When asked whether the expectations of new arrivals were unrealistic, both Carrier and Hasselbrink said they were not. “Once I explain the reasons for longer response times, most folks understand,” said Carrier. “That doesn’t mean they shouldn’t get top-grade service when we get there though, and they do.”

Hasselbrink believes increased expectations comes as much from television as anywhere. “Shows like Rescue 911 demonstrate what EMS and fire services can do; locals, new arrivals and tourists expect that kind of performance. Within the limits of our resources we provide it.”

There is no doubt the members of the organizations are motivated. Many want to be busier. “When you put in as much time and effort as we do in training, you want to put it to use. You get worried when times are slow and you’re waiting for the ‘big one,'” said a Cotopaxi firefighter.

EMT’s agree, “You need to keep your skills up,” a Chaffee County Ambulance member said. “I would like to get a few more runs so I stay confident and know I can do the job. That sounds bad, but you need to practice skills like IV insertion and incubation.”

WHEN ASKED ABOUT the stress load, most said call-intensity was not at a level that bothered them. Firefighters interviewed respond to anywhere from one to nineteen structure fires a year plus numerous auto accidents and brush fires. The EMT’s sign up for shifts and can plan their on-call times.

But increased responses means increased exposure to infectious diseases like AIDS, hepatitis, and tuberculosis; more danger driving to and working at the scene; or the risk of burn- out from more exposure to human tragedy.

“We want to keep the volunteers we have and recruit more,” said Ray Wright of the Jefferson/Como FPD. “We do that by letting prospective members know up front what the risks and time commitments are.

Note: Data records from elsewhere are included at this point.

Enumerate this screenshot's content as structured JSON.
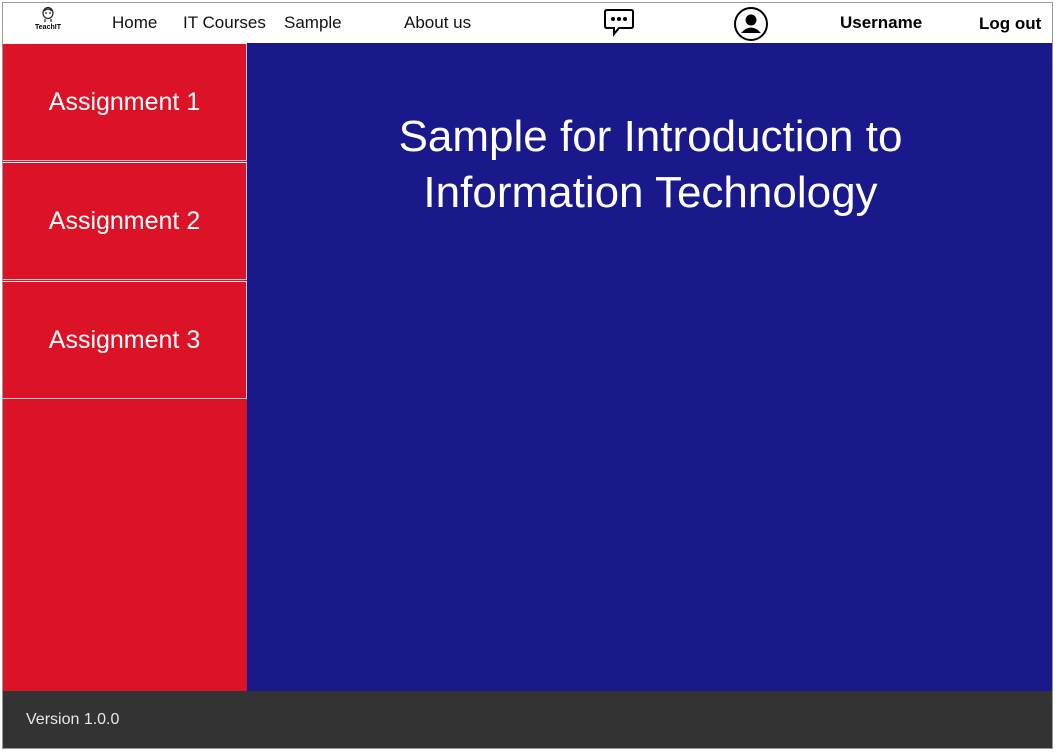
{
  "header": {
    "logo_text": "TeachIT",
    "nav": [
      "Home",
      "IT Courses",
      "Sample",
      "About us"
    ],
    "chat_icon": "chat-bubble-icon",
    "user_icon": "user-avatar-icon",
    "username": "Username",
    "logout": "Log out"
  },
  "sidebar": {
    "items": [
      {
        "label": "Assignment 1"
      },
      {
        "label": "Assignment 2"
      },
      {
        "label": "Assignment 3"
      }
    ]
  },
  "main": {
    "title": "Sample for Introduction to Information Technology"
  },
  "footer": {
    "version": "Version 1.0.0"
  },
  "colors": {
    "sidebar": "#dc1226",
    "main": "#1a198c",
    "footer": "#333333"
  }
}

That way we get those who really want to be a part of it and stick with it.” All the organizations form tight groups, or “families” as Abel describes them. They reinforce and help each other over the rough spots.

Chaffee County has developed a critical incident stress debriefing team which helps EMT’s and firefighters cope with the psychological consequences of responding to devastating emergencies.

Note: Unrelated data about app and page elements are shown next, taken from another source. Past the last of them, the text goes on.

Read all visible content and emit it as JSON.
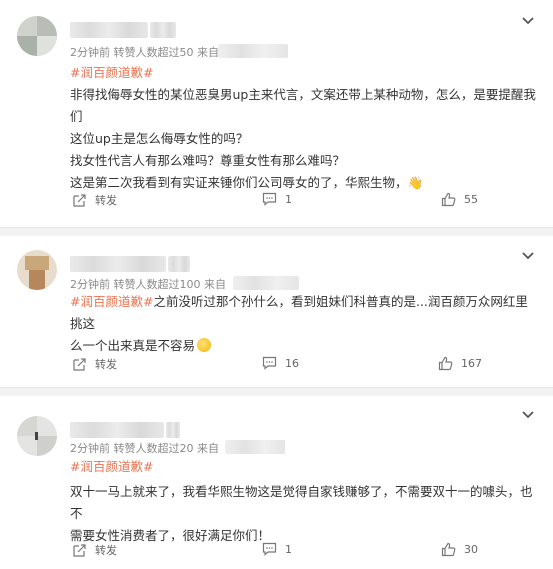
{
  "comments": [
    {
      "meta": "2分钟前  转赞人数超过50  来自",
      "tag": "#润百颜道歉#",
      "lines": [
        "非得找侮辱女性的某位恶臭男up主来代言，文案还带上某种动物，怎么，是要提醒我们",
        "这位up主是怎么侮辱女性的吗？",
        "找女性代言人有那么难吗？尊重女性有那么难吗？",
        "这是第二次我看到有实证来锤你们公司辱女的了，华熙生物，👋"
      ],
      "forward_label": "转发",
      "comment_count": "1",
      "like_count": "55"
    },
    {
      "meta": "2分钟前  转赞人数超过100  来自",
      "tag": "#润百颜道歉#",
      "line1_rest": "之前没听过那个孙什么，看到姐妹们科普真的是...润百颜万众网红里挑这",
      "line2": "么一个出来真是不容易",
      "forward_label": "转发",
      "comment_count": "16",
      "like_count": "167"
    },
    {
      "meta": "2分钟前  转赞人数超过20  来自",
      "tag": "#润百颜道歉#",
      "lines": [
        "双十一马上就来了，我看华熙生物这是觉得自家钱赚够了，不需要双十一的噱头，也不",
        "需要女性消费者了，很好满足你们！"
      ],
      "forward_label": "转发",
      "comment_count": "1",
      "like_count": "30"
    }
  ],
  "colors": {
    "tag": "#eb7350",
    "meta": "#8a8a8a",
    "text": "#333333"
  },
  "icons": [
    "chevron-down-icon",
    "share-icon",
    "comment-icon",
    "like-icon"
  ]
}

So how will emergency services fare in the future? That depends upon how well the whole region plans right now, according to Dave Wright, past president of the Buena Vista Economic Development Corporation. If the area gets marketed only as a retirement community, without any economic base to attract young families who can afford housing, then volunteer services will be severely impacted.

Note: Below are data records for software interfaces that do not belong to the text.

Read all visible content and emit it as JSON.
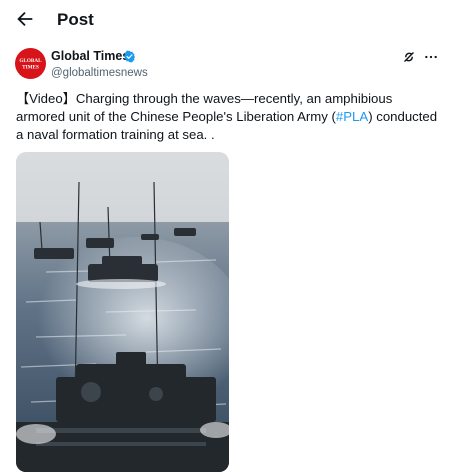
{
  "header": {
    "back_icon": "arrow-left-icon",
    "title": "Post"
  },
  "author": {
    "avatar_text_line1": "GLOBAL",
    "avatar_text_line2": "TIMES",
    "name": "Global Times",
    "handle": "@globaltimesnews",
    "verified_icon": "verified-badge-icon",
    "verified_color": "#1d9bf0",
    "avatar_color": "#d7141a"
  },
  "actions": {
    "grok_icon": "grok-icon",
    "more_icon": "more-dots-icon"
  },
  "post": {
    "text_before": "【Video】Charging through the waves—recently, an amphibious armored unit of the Chinese People's Liberation Army (",
    "hashtag": "#PLA",
    "text_after": ") conducted a naval formation training at sea. .",
    "hashtag_color": "#1d9bf0"
  },
  "media": {
    "type": "video-thumbnail"
  }
}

“Face it, seasonal workers and low-wage service employees aren’t going to have a real stake in the community and won’t volunteer. Maybe a certain segment of the population can afford the higher tax rates to pay for professional services, but many can’t. Those that are here will leave, and middle-income folks will never come here.”

A mixed, non-seasonal economy is important for the region.

WHAT ABOUT THE PROFESSIONALS who can live in rural areas and make their living by telecommuting or those starting home-based businesses — the “lone eagles,” as Phil Burgess so romantically calls them? There are many moving into the area now. Will they join the volunteers or simply stay in their nests and demand service?

In the Roaring Fork they do join, and there is no reason to doubt they will join here also.

“When people first move here they may have urban expectations. They want that pothole filled now and the streets plowed immediately. They want to change the world,” says Hasselbrink. “But after a while they realize they moved here for a reason, for a certain ambience. The community starts to grow within them and they become an active part of it.”

Let’s hope that’s what happens. As one 59-year-old firefighter told me, “I spent 12 hours last Saturday chasing small lightning-caused brush fires all over the northern part of the county. Before that I was helping out when the chopper went down on [Mount] Huron and we had a big, three-acre brush fire at Mesa Antero between times. That’s busy, and I’m getting pretty old for this.”

Clint Driscoll is a new arrival in Central Colorado, freshly retired as a firefighter/paramedic from Aurora, Colo. When not writing or learning about his new home, he grows flowers for the deer to eat.